Behind the thrones there stood two men in purple gowns, with ascetic, clean-shaven faces, and half a dozen other high dignitaries and office-holders of Aquitaine. Below on either side of the steps were forty or fifty barons, knights, and courtiers, ranged in a triple row to the right and the left, with a clear passage in the centre.
Welcome to Aquitaine, Sir Nigel Loring and Sir Oliver Buttesthorn.
"He is Sir William Felton, who, with my unworthy self, is the chief counsellor of the prince, he being high steward and I the seneschal of Aquitaine."
Further back are knights from Quercy, Limousin, Saintonge, Poitou, and Aquitaine, with the valiant Sir Guiscard d'Angle.

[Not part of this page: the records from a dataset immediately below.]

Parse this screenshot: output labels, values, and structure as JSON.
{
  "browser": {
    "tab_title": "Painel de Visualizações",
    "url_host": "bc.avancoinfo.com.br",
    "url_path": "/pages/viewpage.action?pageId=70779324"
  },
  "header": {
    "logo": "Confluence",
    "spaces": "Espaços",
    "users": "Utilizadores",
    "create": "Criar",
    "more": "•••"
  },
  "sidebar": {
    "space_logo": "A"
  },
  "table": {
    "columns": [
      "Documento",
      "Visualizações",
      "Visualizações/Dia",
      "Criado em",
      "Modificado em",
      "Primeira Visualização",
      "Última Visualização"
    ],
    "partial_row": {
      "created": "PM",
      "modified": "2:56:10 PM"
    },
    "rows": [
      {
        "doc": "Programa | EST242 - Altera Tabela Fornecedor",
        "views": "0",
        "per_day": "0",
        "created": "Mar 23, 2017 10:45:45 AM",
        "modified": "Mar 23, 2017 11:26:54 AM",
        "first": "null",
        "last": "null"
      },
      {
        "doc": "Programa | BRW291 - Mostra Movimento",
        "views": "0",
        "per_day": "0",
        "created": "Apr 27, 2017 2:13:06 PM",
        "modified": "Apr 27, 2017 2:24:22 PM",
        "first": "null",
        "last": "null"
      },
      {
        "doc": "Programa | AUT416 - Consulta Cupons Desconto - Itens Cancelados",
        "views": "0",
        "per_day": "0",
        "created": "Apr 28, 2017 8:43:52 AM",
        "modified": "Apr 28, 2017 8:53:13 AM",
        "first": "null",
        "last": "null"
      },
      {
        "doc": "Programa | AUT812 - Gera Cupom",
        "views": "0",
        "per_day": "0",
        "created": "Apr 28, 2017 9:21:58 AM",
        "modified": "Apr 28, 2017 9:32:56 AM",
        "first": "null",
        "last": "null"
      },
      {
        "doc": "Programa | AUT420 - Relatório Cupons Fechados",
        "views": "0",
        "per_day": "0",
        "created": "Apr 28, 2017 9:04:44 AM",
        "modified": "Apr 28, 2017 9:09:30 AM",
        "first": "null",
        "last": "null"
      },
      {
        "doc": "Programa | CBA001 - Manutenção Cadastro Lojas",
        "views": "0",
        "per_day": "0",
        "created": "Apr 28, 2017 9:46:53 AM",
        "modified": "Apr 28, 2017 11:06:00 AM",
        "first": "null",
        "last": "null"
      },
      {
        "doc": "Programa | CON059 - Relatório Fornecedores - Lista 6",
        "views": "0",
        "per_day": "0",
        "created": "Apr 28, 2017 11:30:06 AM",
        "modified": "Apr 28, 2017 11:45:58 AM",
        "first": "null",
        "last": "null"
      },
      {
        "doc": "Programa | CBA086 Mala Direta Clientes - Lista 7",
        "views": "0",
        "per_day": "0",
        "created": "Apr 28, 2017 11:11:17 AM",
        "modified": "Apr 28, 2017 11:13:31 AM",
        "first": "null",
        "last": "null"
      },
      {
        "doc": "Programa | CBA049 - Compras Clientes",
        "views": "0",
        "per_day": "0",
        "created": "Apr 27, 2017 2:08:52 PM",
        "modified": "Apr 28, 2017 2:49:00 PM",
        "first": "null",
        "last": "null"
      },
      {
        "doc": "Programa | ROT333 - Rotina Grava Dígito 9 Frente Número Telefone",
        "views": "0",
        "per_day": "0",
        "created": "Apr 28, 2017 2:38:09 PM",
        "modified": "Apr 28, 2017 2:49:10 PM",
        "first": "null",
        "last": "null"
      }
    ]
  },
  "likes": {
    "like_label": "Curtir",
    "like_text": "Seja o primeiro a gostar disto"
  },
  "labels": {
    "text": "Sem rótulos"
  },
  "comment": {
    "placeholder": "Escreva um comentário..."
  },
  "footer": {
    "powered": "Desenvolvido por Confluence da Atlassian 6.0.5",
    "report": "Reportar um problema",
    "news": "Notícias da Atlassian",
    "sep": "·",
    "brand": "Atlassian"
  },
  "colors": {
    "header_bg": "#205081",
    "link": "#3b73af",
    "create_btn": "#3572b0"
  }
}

"My powerful and illustrious master," he began, "Charles, King of Navarre, Earl of Evreux, Count of Champagne, who also writeth himself Overlord of Bearn, hereby sends his love and greetings to his dear cousin Edward, the Prince of Wales, Governor of Aquitaine, Grand Commander of "
"When that happy day comes," said Pedro, "then Spain shall be to you as Aquitaine, and, be your project what it may, you may ever count on every troop and every ship over which flies the banner of Castile."
"A royal messenger from His Illustrious Majesty, Henry, by the grace of God, King of England, Lord of Ireland, Duke of Aquitaine, to Norman of Torn, Open, in the name of the King!"
Henry, by Grace of God, King of England, Lord of Ireland, Duke of Aquitaine; to Norman of Torn:
On the other hand, the court confirmed the fines for their parent companies, Total and Elf Aquitaine (Cases T-206/06 Total and Elf Aquitaine v Commission and T-217/06 Arkema France and others v Commission).
The European Union's General Court rejected the actions by Arkema France and Elf Aquitaine for annulment of a European Commission decision, upholding the fine of 59 million for their participation in a cartel on the market for sodium chlorate (product used for bleaching paper).
Eleanor of Aquitaine has been noted for her political achievements--yet here the focus is on her spiritual influence, nature and side, which considers her as a figure restoring a feminine face to medieval religious life, representing female power and leadership.